Top of Data to examine
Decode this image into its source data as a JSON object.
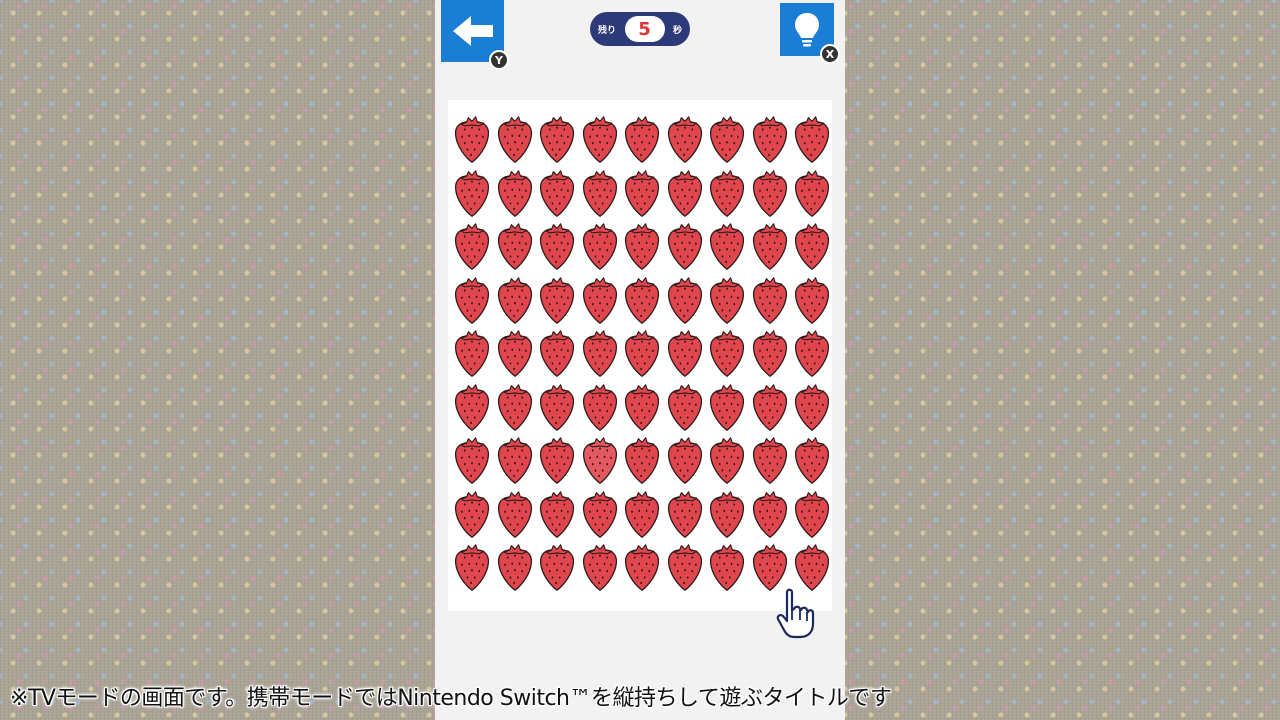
{
  "timer": {
    "label_left": "残り",
    "count": "5",
    "label_right": "秒"
  },
  "buttons": {
    "back": {
      "icon": "arrow-left-icon",
      "badge": "Y"
    },
    "hint": {
      "icon": "lightbulb-icon",
      "badge": "X"
    }
  },
  "puzzle": {
    "rows": 9,
    "cols": 9,
    "item": "strawberry",
    "colors": {
      "normal": "#e0464d",
      "odd": "#e25a5f",
      "outline": "#2a1a1a"
    },
    "odd_cell": {
      "row": 6,
      "col": 3
    }
  },
  "colors": {
    "accent": "#1a7fd4",
    "timer_bg": "#2d3a7a",
    "timer_count": "#e53232"
  },
  "caption": "※TVモードの画面です。携帯モードではNintendo Switch™を縦持ちして遊ぶタイトルです"
}
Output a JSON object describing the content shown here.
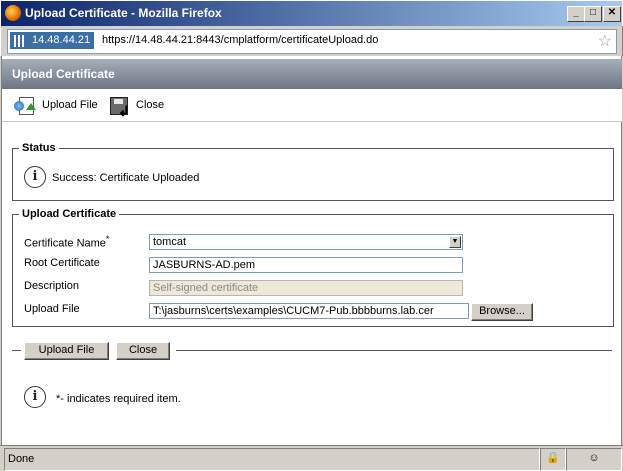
{
  "window": {
    "title": "Upload Certificate - Mozilla Firefox",
    "minimize_glyph": "_",
    "maximize_glyph": "□",
    "close_glyph": "✕"
  },
  "urlbar": {
    "site_identity": "14.48.44.21",
    "url": "https://14.48.44.21:8443/cmplatform/certificateUpload.do"
  },
  "header": {
    "title": "Upload Certificate"
  },
  "toolbar": {
    "upload_label": "Upload File",
    "close_label": "Close"
  },
  "status": {
    "legend": "Status",
    "message": "Success: Certificate Uploaded"
  },
  "form": {
    "legend": "Upload Certificate",
    "cert_name_label": "Certificate Name",
    "required_mark": "*",
    "cert_name_value": "tomcat",
    "root_cert_label": "Root Certificate",
    "root_cert_value": "JASBURNS-AD.pem",
    "description_label": "Description",
    "description_value": "Self-signed certificate",
    "upload_file_label": "Upload File",
    "upload_file_value": "T:\\jasburns\\certs\\examples\\CUCM7-Pub.bbbburns.lab.cer",
    "browse_label": "Browse..."
  },
  "buttons": {
    "upload_label": "Upload File",
    "close_label": "Close"
  },
  "note": {
    "text": "*- indicates required item."
  },
  "statusbar": {
    "text": "Done"
  }
}
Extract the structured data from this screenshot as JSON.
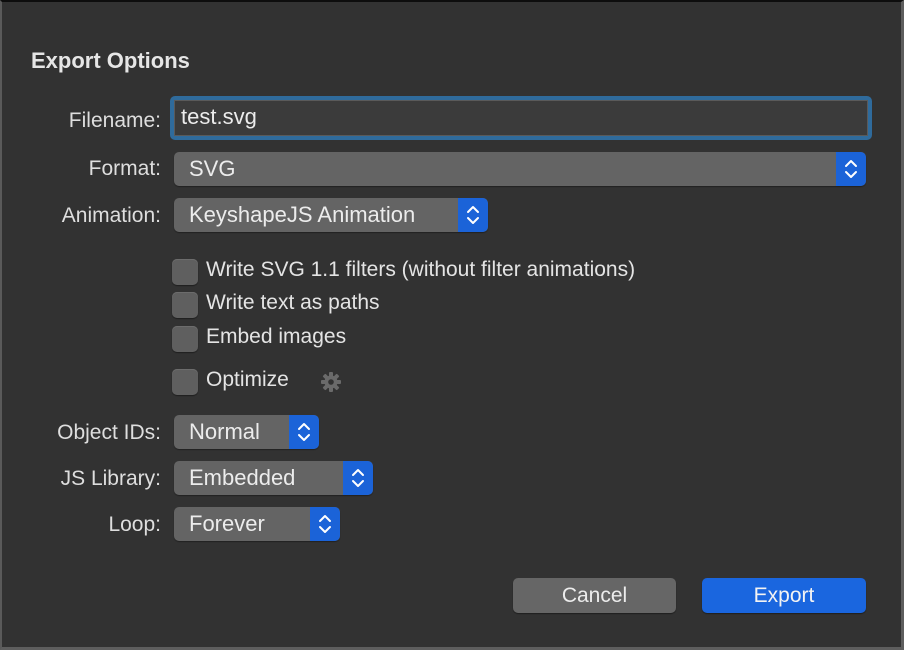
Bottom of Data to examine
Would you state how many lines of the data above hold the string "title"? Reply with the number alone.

→ Solution to this problem: 2